Work to be completed - Look through the listing below, and wherever a line has the string "screenshot", copy it.

Exercise inputs -
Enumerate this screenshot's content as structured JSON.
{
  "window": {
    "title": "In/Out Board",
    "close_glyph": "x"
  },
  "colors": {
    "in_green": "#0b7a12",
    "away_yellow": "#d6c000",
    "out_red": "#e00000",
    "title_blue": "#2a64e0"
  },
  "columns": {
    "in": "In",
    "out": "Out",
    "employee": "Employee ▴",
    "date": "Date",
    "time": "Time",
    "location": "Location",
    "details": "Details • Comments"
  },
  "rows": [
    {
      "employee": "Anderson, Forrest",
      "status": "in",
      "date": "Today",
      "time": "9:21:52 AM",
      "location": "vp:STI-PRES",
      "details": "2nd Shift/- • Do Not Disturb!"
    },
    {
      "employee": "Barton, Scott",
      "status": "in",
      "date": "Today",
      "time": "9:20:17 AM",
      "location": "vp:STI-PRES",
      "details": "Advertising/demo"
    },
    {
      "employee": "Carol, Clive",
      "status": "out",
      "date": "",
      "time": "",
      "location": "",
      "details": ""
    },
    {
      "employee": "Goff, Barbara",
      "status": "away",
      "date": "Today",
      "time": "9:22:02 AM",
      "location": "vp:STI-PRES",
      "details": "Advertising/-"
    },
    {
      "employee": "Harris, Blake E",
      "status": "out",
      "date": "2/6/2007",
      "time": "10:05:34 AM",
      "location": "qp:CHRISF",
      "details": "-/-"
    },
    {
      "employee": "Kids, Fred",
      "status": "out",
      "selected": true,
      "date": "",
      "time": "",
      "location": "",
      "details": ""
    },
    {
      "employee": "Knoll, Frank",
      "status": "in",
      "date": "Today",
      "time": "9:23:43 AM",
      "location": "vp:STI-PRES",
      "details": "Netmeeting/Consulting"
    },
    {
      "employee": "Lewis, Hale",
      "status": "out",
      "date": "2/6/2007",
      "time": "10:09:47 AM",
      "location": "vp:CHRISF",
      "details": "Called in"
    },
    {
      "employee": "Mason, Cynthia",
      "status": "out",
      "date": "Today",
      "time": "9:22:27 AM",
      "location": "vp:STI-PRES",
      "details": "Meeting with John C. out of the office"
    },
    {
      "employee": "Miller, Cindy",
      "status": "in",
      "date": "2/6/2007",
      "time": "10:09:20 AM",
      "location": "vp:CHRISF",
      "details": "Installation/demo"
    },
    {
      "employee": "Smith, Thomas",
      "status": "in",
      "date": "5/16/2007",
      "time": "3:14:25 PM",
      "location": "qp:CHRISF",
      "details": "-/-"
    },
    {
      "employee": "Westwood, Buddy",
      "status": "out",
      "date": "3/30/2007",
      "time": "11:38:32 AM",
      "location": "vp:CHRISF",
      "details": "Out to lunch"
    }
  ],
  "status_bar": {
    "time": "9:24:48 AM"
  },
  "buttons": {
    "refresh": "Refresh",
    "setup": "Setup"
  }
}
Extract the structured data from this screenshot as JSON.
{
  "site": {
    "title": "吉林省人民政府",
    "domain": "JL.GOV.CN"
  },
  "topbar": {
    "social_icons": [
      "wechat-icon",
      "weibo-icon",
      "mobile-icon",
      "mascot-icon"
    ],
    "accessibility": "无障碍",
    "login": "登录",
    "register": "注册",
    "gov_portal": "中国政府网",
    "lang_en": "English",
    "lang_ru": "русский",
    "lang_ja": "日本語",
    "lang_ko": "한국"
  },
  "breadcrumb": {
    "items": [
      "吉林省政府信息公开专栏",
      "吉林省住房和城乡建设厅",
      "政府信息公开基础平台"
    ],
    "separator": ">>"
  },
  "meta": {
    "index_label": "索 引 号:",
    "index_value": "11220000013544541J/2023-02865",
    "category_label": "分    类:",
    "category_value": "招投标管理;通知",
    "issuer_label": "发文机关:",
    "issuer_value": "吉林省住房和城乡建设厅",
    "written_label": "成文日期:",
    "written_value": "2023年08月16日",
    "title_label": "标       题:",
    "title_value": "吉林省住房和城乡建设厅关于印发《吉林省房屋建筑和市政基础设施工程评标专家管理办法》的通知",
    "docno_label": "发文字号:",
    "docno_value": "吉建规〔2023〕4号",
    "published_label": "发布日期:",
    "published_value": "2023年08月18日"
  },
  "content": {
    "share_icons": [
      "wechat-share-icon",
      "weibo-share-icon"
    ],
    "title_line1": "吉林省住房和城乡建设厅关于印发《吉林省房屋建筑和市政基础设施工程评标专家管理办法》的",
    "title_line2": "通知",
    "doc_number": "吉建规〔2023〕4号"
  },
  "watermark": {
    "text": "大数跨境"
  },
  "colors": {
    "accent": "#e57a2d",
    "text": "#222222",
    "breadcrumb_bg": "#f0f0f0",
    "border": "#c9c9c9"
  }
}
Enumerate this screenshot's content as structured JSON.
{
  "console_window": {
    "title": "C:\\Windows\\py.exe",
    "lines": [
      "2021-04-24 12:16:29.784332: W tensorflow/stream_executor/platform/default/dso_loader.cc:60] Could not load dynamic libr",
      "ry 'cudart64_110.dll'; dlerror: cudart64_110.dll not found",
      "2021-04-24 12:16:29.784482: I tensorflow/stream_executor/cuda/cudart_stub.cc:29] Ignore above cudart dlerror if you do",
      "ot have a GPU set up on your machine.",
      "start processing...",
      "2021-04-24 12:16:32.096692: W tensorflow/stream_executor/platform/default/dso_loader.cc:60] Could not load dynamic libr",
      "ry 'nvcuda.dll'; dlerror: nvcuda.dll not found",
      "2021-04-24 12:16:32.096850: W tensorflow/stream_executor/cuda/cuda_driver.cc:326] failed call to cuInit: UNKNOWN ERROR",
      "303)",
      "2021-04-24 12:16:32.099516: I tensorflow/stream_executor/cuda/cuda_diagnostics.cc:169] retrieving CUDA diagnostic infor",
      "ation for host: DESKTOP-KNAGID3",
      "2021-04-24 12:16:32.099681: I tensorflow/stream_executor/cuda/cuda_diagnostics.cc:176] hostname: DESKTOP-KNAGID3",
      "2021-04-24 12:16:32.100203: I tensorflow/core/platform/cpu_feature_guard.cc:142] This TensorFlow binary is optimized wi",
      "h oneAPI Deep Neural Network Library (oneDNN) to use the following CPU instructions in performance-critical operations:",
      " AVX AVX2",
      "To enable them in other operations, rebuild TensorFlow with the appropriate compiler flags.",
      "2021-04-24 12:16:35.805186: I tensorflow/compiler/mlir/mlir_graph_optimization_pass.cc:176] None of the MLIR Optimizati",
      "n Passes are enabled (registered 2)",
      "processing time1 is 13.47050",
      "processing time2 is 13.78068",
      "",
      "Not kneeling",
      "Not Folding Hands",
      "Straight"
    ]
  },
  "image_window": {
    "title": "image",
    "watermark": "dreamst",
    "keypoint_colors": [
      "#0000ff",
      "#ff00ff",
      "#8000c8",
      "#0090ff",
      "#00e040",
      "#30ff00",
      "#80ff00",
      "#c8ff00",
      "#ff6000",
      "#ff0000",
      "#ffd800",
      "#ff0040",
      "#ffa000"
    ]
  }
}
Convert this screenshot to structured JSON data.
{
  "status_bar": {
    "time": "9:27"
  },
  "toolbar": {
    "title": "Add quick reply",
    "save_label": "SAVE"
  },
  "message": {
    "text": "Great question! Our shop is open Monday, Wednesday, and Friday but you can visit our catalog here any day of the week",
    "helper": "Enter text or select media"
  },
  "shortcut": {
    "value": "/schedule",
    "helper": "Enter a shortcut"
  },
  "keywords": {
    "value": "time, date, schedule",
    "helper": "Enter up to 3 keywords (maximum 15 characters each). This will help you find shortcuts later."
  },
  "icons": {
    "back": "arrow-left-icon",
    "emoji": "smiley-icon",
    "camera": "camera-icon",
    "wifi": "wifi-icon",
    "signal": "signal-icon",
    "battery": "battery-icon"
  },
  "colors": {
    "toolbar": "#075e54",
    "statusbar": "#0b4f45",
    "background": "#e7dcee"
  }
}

Answer space -
Enumerate this screenshot's content as structured JSON.
Extract the structured data from this screenshot as JSON.
Enumerate this screenshot's content as structured JSON.
Convert this screenshot to structured JSON data.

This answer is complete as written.